Consider the recent battles in India, where state forces just shot another 3 people (including a 17-year-old boy) for protesting a the Yamuna Expressway, a 165km, $2 billion dollar highway between New Delhi and Agra (home of the Taj Mahal). The issue has brought to light a lot of issues about development and favoured contactors in India, as well as the rights of rural farmers and role of expropriation laws from the British Colonial Era.

Anarchists, Bono, Defeat Russia
In Russia, a major highway project running from Moscow to St. Petersburg was halted after large unruly protests. What started as a peaceful stand against the destruction of forest in the Moscow Suburb of Khimki turned bloody after an attack by Russian Neo-Nazis which was quickly followed up by a round of protester arrests. In response, hundreds of anarchists and antifascists laid siege to the Khimki town hall. As the issue intensified and even Bono got involved, President Medvedev broke with Putin and agreed to put a hold on the issue until more studies could be done.

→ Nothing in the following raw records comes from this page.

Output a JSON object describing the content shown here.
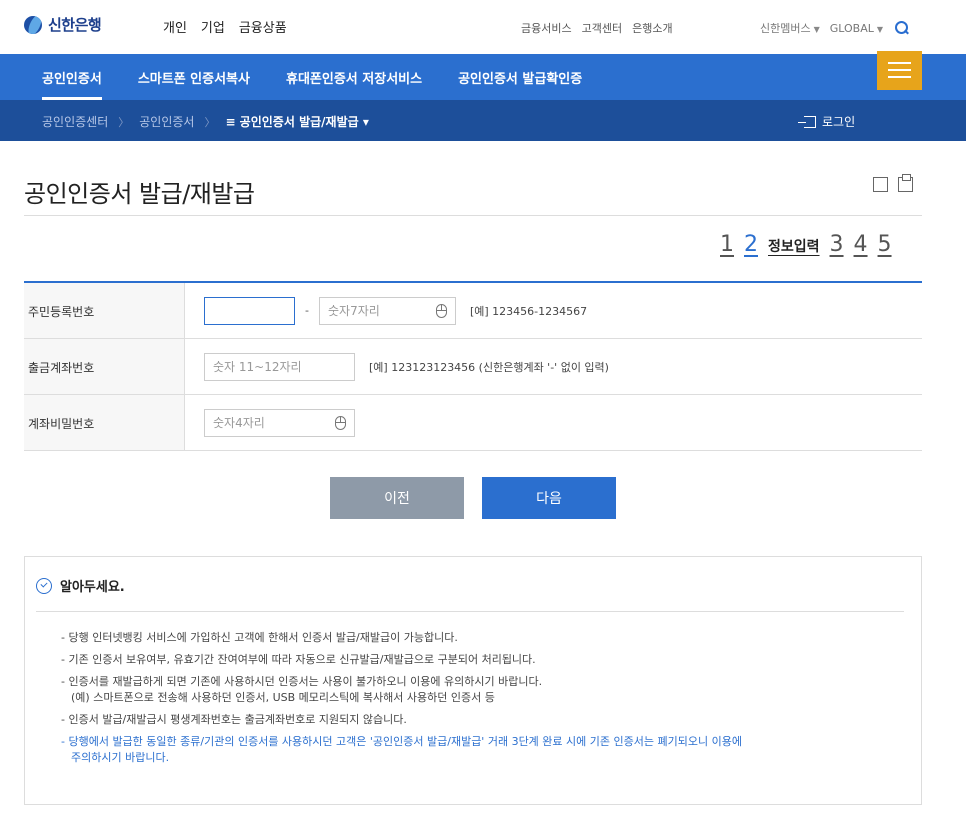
{
  "brand": {
    "name": "신한은행"
  },
  "gnb": [
    "개인",
    "기업",
    "금융상품"
  ],
  "util": [
    "금융서비스",
    "고객센터",
    "은행소개"
  ],
  "util2": {
    "member": "신한멤버스",
    "global": "GLOBAL"
  },
  "nav": [
    "공인인증서",
    "스마트폰 인증서복사",
    "휴대폰인증서 저장서비스",
    "공인인증서 발급확인증"
  ],
  "breadcrumb": {
    "items": [
      "공인인증센터",
      "공인인증서"
    ],
    "current": "≡ 공인인증서 발급/재발급 ▾",
    "login": "로그인"
  },
  "page": {
    "title": "공인인증서 발급/재발급"
  },
  "steps": {
    "items": [
      "1",
      "2",
      "3",
      "4",
      "5"
    ],
    "active_label": "정보입력"
  },
  "form": {
    "rows": [
      {
        "label": "주민등록번호",
        "input1": "",
        "dash": "-",
        "input2_placeholder": "숫자7자리",
        "example": "[예] 123456-1234567"
      },
      {
        "label": "출금계좌번호",
        "input_placeholder": "숫자 11~12자리",
        "example": "[예] 123123123456 (신한은행계좌 '-' 없이 입력)"
      },
      {
        "label": "계좌비밀번호",
        "input_placeholder": "숫자4자리"
      }
    ]
  },
  "buttons": {
    "prev": "이전",
    "next": "다음"
  },
  "notice": {
    "title": "알아두세요.",
    "items": [
      {
        "text": "- 당행 인터넷뱅킹 서비스에 가입하신 고객에 한해서 인증서 발급/재발급이 가능합니다."
      },
      {
        "text": "- 기존 인증서 보유여부, 유효기간 잔여여부에 따라 자동으로 신규발급/재발급으로 구분되어 처리됩니다."
      },
      {
        "text": "- 인증서를 재발급하게 되면 기존에 사용하시던 인증서는 사용이 불가하오니 이용에 유의하시기 바랍니다.",
        "sub": "(예) 스마트폰으로 전송해 사용하던 인증서, USB 메모리스틱에 복사해서 사용하던 인증서 등"
      },
      {
        "text": "- 인증서 발급/재발급시 평생계좌번호는 출금계좌번호로 지원되지 않습니다."
      },
      {
        "text": "- 당행에서 발급한 동일한 종류/기관의 인증서를 사용하시던 고객은 '공인인증서 발급/재발급' 거래 3단계 완료 시에 기존 인증서는 폐기되오니 이용에",
        "sub": "주의하시기 바랍니다.",
        "highlight": true
      }
    ]
  },
  "colors": {
    "primary": "#2b6fcf",
    "dark_nav": "#1d4f9a",
    "menu": "#e7a41b"
  }
}
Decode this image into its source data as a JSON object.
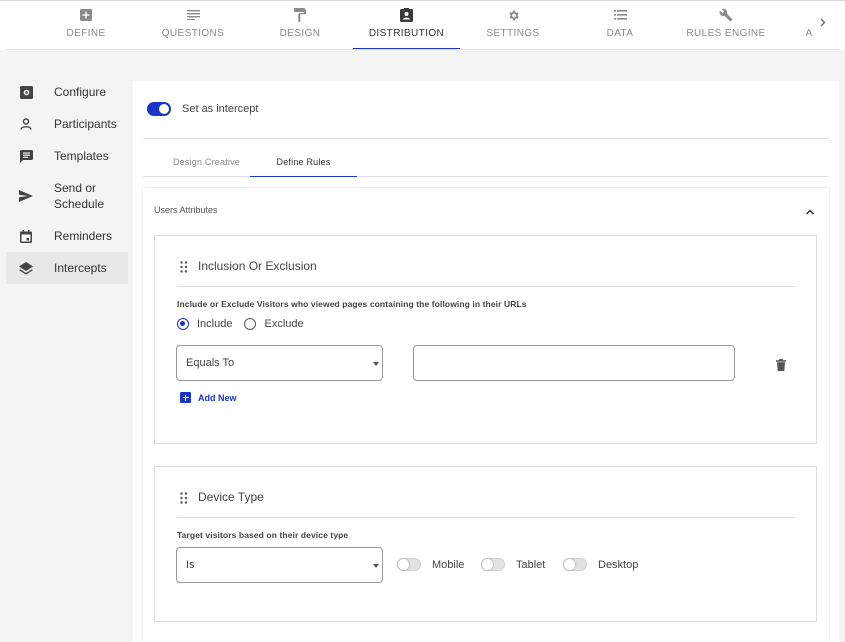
{
  "top_tabs": [
    {
      "label": "DEFINE",
      "icon": "plus-box-icon"
    },
    {
      "label": "QUESTIONS",
      "icon": "lines-icon"
    },
    {
      "label": "DESIGN",
      "icon": "paint-roller-icon"
    },
    {
      "label": "DISTRIBUTION",
      "icon": "contact-card-icon",
      "active": true
    },
    {
      "label": "SETTINGS",
      "icon": "gear-icon"
    },
    {
      "label": "DATA",
      "icon": "list-icon"
    },
    {
      "label": "RULES ENGINE",
      "icon": "wrench-icon"
    },
    {
      "label": "A",
      "icon": ""
    }
  ],
  "sidebar": {
    "items": [
      {
        "label": "Configure",
        "icon": "configure-icon"
      },
      {
        "label": "Participants",
        "icon": "person-icon"
      },
      {
        "label": "Templates",
        "icon": "chat-icon"
      },
      {
        "label": "Send or Schedule",
        "icon": "send-icon"
      },
      {
        "label": "Reminders",
        "icon": "calendar-icon"
      },
      {
        "label": "Intercepts",
        "icon": "layers-icon",
        "active": true
      }
    ]
  },
  "main": {
    "toggle_label": "Set as intercept",
    "toggle_on": true,
    "subtabs": [
      {
        "label": "Design Creative"
      },
      {
        "label": "Define Rules",
        "active": true
      }
    ],
    "panel": {
      "title": "Users Attributes",
      "inclusion": {
        "title": "Inclusion Or Exclusion",
        "description": "Include or Exclude Visitors who viewed pages containing the following in their URLs",
        "radio_include": "Include",
        "radio_exclude": "Exclude",
        "selected": "Include",
        "condition_value": "Equals To",
        "url_value": "",
        "add_new": "Add New"
      },
      "device": {
        "title": "Device Type",
        "description": "Target visitors based on their device type",
        "condition_value": "Is",
        "options": [
          "Mobile",
          "Tablet",
          "Desktop"
        ]
      }
    }
  },
  "colors": {
    "accent": "#1a35c7",
    "page_bg": "#f4f4f4"
  }
}
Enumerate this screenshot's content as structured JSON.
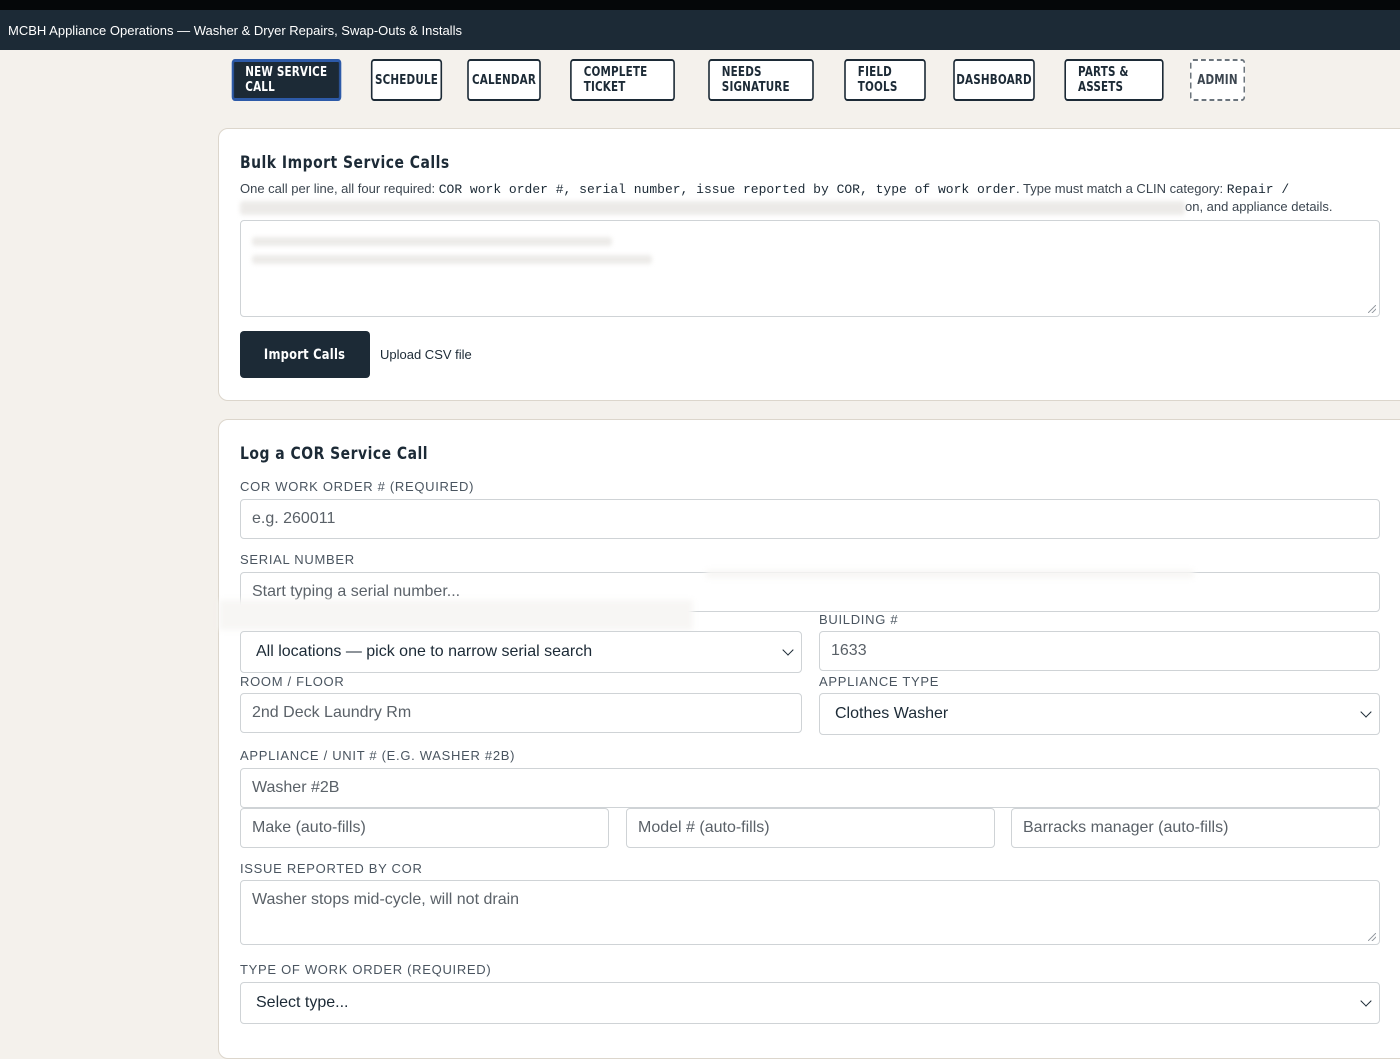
{
  "app": {
    "title": "MCBH Appliance Operations — Washer & Dryer Repairs, Swap-Outs & Installs"
  },
  "nav": {
    "tabs": [
      {
        "label": "New Service Call",
        "active": true
      },
      {
        "label": "Schedule"
      },
      {
        "label": "Calendar"
      },
      {
        "label": "Complete Ticket"
      },
      {
        "label": "Needs Signature"
      },
      {
        "label": "Field Tools"
      },
      {
        "label": "Dashboard"
      },
      {
        "label": "Parts & Assets"
      },
      {
        "label": "Admin",
        "dashed": true
      }
    ]
  },
  "bulk": {
    "title": "Bulk Import Service Calls",
    "help_prefix": "One call per line, all four required: ",
    "help_fields": "COR work order #, serial number, issue reported by COR, type of work order",
    "help_middle": ". Type must match a CLIN category: ",
    "help_category": "Repair /",
    "help_suffix": "on, and appliance details.",
    "import_label": "Import Calls",
    "upload_label": "Upload CSV file"
  },
  "log": {
    "title": "Log a COR Service Call",
    "work_order": {
      "label": "COR Work Order # (Required)",
      "placeholder": "e.g. 260011"
    },
    "serial": {
      "label": "Serial Number",
      "placeholder": "Start typing a serial number..."
    },
    "location": {
      "selected": "All locations — pick one to narrow serial search"
    },
    "building": {
      "label": "Building #",
      "value": "1633"
    },
    "room": {
      "label": "Room / Floor",
      "value": "2nd Deck Laundry Rm"
    },
    "appliance_type": {
      "label": "Appliance Type",
      "selected": "Clothes Washer"
    },
    "unit": {
      "label": "Appliance / Unit # (e.g. Washer #2B)",
      "value": "Washer #2B"
    },
    "make": {
      "placeholder": "Make (auto-fills)"
    },
    "model": {
      "placeholder": "Model # (auto-fills)"
    },
    "manager": {
      "placeholder": "Barracks manager (auto-fills)"
    },
    "issue": {
      "label": "Issue Reported by COR",
      "value": "Washer stops mid-cycle, will not drain"
    },
    "wo_type": {
      "label": "Type of Work Order (Required)",
      "selected": "Select type..."
    }
  },
  "colors": {
    "navy": "#1c2a36",
    "page_bg": "#f4f1ec",
    "active_border": "#2d5aa8"
  }
}
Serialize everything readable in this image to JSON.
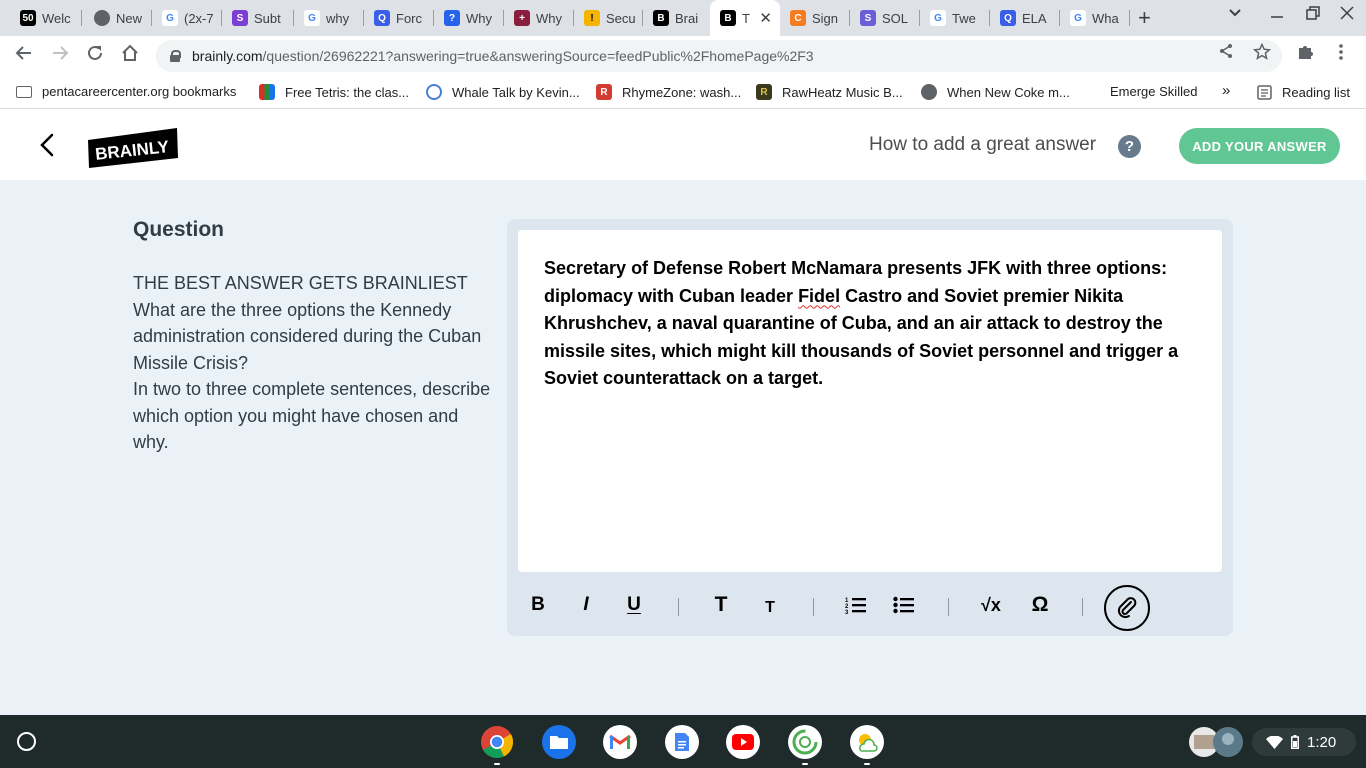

This is all within the the last month or so, and has rocked two of the largest and populated nations on earth. Highways are about more than transportation needs – whoever designs them gets an enormous amount of power over the future of trade and transport in the area, which translates to a lot of profit for developers.

We must always “think globally and act locally”. Whether it’s a power plant, dam, highway or other development project, we must always recognize that it’s not just about our back yards – it’s just easiest to start there, and hardest to fight people on their own home turf. I don’t want to get beat up by Russian neofascists or shot at by Indian soldiers, and the thousands it would cost to get us there could be much better spent than by bringing a few token white people over. Here in Canada, though, we’re facing the very same issues, and don’t have to go very far to find a road to block or construction site to occupy, if the last ten years in this province is any indication.